**About this exercise:** Print out the full listing below, word for word.

**Extracted data:**
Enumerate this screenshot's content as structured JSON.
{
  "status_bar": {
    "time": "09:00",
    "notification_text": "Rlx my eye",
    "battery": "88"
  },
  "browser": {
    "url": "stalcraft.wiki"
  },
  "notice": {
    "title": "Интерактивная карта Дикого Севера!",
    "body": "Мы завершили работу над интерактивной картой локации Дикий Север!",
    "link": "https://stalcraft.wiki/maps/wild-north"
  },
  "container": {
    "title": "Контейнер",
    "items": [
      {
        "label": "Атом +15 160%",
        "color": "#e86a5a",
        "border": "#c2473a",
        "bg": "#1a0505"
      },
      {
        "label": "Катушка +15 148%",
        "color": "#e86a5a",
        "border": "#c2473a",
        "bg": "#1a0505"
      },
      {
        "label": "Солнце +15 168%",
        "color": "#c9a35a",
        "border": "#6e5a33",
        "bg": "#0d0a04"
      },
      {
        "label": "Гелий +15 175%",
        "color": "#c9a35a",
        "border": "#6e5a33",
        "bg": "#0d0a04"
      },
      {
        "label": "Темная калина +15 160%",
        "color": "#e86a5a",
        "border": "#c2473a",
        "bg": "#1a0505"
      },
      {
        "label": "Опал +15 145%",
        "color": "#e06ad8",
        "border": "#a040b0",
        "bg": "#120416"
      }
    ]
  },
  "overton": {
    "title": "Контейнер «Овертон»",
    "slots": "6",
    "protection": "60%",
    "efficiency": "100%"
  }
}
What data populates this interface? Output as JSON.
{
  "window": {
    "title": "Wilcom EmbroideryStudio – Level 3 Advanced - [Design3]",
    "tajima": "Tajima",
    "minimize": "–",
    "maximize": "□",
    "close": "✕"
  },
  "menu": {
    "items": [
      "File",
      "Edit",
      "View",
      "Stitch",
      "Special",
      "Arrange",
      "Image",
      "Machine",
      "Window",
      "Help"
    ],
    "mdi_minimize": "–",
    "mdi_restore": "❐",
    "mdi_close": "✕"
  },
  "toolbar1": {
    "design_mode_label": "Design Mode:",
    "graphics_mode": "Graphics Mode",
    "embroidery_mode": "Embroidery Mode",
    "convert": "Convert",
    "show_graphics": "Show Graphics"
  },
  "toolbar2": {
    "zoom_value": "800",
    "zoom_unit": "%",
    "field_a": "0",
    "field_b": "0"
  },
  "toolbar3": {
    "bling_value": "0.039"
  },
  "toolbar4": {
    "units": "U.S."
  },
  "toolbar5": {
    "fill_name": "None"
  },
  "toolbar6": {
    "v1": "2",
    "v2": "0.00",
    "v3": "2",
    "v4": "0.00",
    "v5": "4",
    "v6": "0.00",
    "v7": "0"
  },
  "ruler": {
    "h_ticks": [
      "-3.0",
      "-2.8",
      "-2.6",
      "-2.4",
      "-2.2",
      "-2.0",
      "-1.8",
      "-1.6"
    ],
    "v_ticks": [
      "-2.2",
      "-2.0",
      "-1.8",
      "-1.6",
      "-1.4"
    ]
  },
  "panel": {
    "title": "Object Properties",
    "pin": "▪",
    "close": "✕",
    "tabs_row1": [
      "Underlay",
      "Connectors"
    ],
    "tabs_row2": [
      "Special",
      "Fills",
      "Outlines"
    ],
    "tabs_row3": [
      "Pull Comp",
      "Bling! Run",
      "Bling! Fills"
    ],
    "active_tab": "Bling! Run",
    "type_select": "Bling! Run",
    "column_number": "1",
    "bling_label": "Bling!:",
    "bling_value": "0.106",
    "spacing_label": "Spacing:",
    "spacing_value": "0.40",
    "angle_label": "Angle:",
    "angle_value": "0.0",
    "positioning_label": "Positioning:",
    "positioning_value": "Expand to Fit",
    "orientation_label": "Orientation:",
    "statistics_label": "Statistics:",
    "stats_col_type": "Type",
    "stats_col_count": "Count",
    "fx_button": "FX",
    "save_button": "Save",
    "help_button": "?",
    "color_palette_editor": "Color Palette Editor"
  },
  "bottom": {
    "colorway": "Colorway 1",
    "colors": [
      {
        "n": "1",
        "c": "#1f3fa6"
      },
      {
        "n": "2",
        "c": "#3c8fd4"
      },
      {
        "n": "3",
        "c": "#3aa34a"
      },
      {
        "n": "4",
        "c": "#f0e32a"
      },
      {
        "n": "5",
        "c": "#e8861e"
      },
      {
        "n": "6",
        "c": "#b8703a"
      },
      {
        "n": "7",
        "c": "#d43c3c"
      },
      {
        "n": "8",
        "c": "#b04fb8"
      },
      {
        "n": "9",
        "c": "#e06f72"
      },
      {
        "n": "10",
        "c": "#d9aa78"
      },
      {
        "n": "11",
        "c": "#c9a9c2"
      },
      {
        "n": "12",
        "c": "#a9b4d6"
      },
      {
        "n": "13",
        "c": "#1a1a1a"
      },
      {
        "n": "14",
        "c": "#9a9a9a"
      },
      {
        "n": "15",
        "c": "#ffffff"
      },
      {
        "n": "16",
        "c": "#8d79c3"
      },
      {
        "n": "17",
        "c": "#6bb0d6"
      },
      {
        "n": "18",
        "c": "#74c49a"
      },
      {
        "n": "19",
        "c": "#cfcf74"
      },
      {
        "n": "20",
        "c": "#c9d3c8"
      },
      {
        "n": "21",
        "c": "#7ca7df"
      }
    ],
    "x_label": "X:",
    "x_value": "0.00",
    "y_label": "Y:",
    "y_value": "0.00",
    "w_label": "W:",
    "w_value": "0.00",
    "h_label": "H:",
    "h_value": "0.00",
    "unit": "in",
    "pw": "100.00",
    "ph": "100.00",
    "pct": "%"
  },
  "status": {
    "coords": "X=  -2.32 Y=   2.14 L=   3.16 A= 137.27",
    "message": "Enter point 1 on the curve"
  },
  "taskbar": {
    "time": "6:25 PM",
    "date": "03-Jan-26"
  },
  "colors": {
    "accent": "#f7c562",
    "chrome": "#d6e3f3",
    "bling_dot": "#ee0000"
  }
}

**Answer section:**
Enumerate this screenshot's content as structured JSON.
{
  "status_bar": {
    "time": "09:00",
    "notification_text": "Rlx my eye",
    "battery": "88"
  },
  "browser": {
    "url": "stalcraft.wiki"
  },
  "notice": {
    "title": "Интерактивная карта Дикого Севера!",
    "body": "Мы завершили работу над интерактивной картой локации Дикий Север!",
    "link": "https://stalcraft.wiki/maps/wild-north"
  },
  "container": {
    "title": "Контейнер",
    "items": [
      {
        "label": "Атом +15 160%",
        "color": "#e86a5a",
        "border": "#c2473a",
        "bg": "#1a0505"
      },
      {
        "label": "Катушка +15 148%",
        "color": "#e86a5a",
        "border": "#c2473a",
        "bg": "#1a0505"
      },
      {
        "label": "Солнце +15 168%",
        "color": "#c9a35a",
        "border": "#6e5a33",
        "bg": "#0d0a04"
      },
      {
        "label": "Гелий +15 175%",
        "color": "#c9a35a",
        "border": "#6e5a33",
        "bg": "#0d0a04"
      },
      {
        "label": "Темная калина +15 160%",
        "color": "#e86a5a",
        "border": "#c2473a",
        "bg": "#1a0505"
      },
      {
        "label": "Опал +15 145%",
        "color": "#e06ad8",
        "border": "#a040b0",
        "bg": "#120416"
      }
    ]
  },
  "overton": {
    "title": "Контейнер «Овертон»",
    "slots": "6",
    "protection": "60%",
    "efficiency": "100%"
  }
}
What data populates this interface? Output as JSON.
{
  "window": {
    "title": "Wilcom EmbroideryStudio – Level 3 Advanced - [Design3]",
    "tajima": "Tajima",
    "minimize": "–",
    "maximize": "□",
    "close": "✕"
  },
  "menu": {
    "items": [
      "File",
      "Edit",
      "View",
      "Stitch",
      "Special",
      "Arrange",
      "Image",
      "Machine",
      "Window",
      "Help"
    ],
    "mdi_minimize": "–",
    "mdi_restore": "❐",
    "mdi_close": "✕"
  },
  "toolbar1": {
    "design_mode_label": "Design Mode:",
    "graphics_mode": "Graphics Mode",
    "embroidery_mode": "Embroidery Mode",
    "convert": "Convert",
    "show_graphics": "Show Graphics"
  },
  "toolbar2": {
    "zoom_value": "800",
    "zoom_unit": "%",
    "field_a": "0",
    "field_b": "0"
  },
  "toolbar3": {
    "bling_value": "0.039"
  },
  "toolbar4": {
    "units": "U.S."
  },
  "toolbar5": {
    "fill_name": "None"
  },
  "toolbar6": {
    "v1": "2",
    "v2": "0.00",
    "v3": "2",
    "v4": "0.00",
    "v5": "4",
    "v6": "0.00",
    "v7": "0"
  },
  "ruler": {
    "h_ticks": [
      "-3.0",
      "-2.8",
      "-2.6",
      "-2.4",
      "-2.2",
      "-2.0",
      "-1.8",
      "-1.6"
    ],
    "v_ticks": [
      "-2.2",
      "-2.0",
      "-1.8",
      "-1.6",
      "-1.4"
    ]
  },
  "panel": {
    "title": "Object Properties",
    "pin": "▪",
    "close": "✕",
    "tabs_row1": [
      "Underlay",
      "Connectors"
    ],
    "tabs_row2": [
      "Special",
      "Fills",
      "Outlines"
    ],
    "tabs_row3": [
      "Pull Comp",
      "Bling! Run",
      "Bling! Fills"
    ],
    "active_tab": "Bling! Run",
    "type_select": "Bling! Run",
    "column_number": "1",
    "bling_label": "Bling!:",
    "bling_value": "0.106",
    "spacing_label": "Spacing:",
    "spacing_value": "0.40",
    "angle_label": "Angle:",
    "angle_value": "0.0",
    "positioning_label": "Positioning:",
    "positioning_value": "Expand to Fit",
    "orientation_label": "Orientation:",
    "statistics_label": "Statistics:",
    "stats_col_type": "Type",
    "stats_col_count": "Count",
    "fx_button": "FX",
    "save_button": "Save",
    "help_button": "?",
    "color_palette_editor": "Color Palette Editor"
  },
  "bottom": {
    "colorway": "Colorway 1",
    "colors": [
      {
        "n": "1",
        "c": "#1f3fa6"
      },
      {
        "n": "2",
        "c": "#3c8fd4"
      },
      {
        "n": "3",
        "c": "#3aa34a"
      },
      {
        "n": "4",
        "c": "#f0e32a"
      },
      {
        "n": "5",
        "c": "#e8861e"
      },
      {
        "n": "6",
        "c": "#b8703a"
      },
      {
        "n": "7",
        "c": "#d43c3c"
      },
      {
        "n": "8",
        "c": "#b04fb8"
      },
      {
        "n": "9",
        "c": "#e06f72"
      },
      {
        "n": "10",
        "c": "#d9aa78"
      },
      {
        "n": "11",
        "c": "#c9a9c2"
      },
      {
        "n": "12",
        "c": "#a9b4d6"
      },
      {
        "n": "13",
        "c": "#1a1a1a"
      },
      {
        "n": "14",
        "c": "#9a9a9a"
      },
      {
        "n": "15",
        "c": "#ffffff"
      },
      {
        "n": "16",
        "c": "#8d79c3"
      },
      {
        "n": "17",
        "c": "#6bb0d6"
      },
      {
        "n": "18",
        "c": "#74c49a"
      },
      {
        "n": "19",
        "c": "#cfcf74"
      },
      {
        "n": "20",
        "c": "#c9d3c8"
      },
      {
        "n": "21",
        "c": "#7ca7df"
      }
    ],
    "x_label": "X:",
    "x_value": "0.00",
    "y_label": "Y:",
    "y_value": "0.00",
    "w_label": "W:",
    "w_value": "0.00",
    "h_label": "H:",
    "h_value": "0.00",
    "unit": "in",
    "pw": "100.00",
    "ph": "100.00",
    "pct": "%"
  },
  "status": {
    "coords": "X=  -2.32 Y=   2.14 L=   3.16 A= 137.27",
    "message": "Enter point 1 on the curve"
  },
  "taskbar": {
    "time": "6:25 PM",
    "date": "03-Jan-26"
  },
  "colors": {
    "accent": "#f7c562",
    "chrome": "#d6e3f3",
    "bling_dot": "#ee0000"
  }
}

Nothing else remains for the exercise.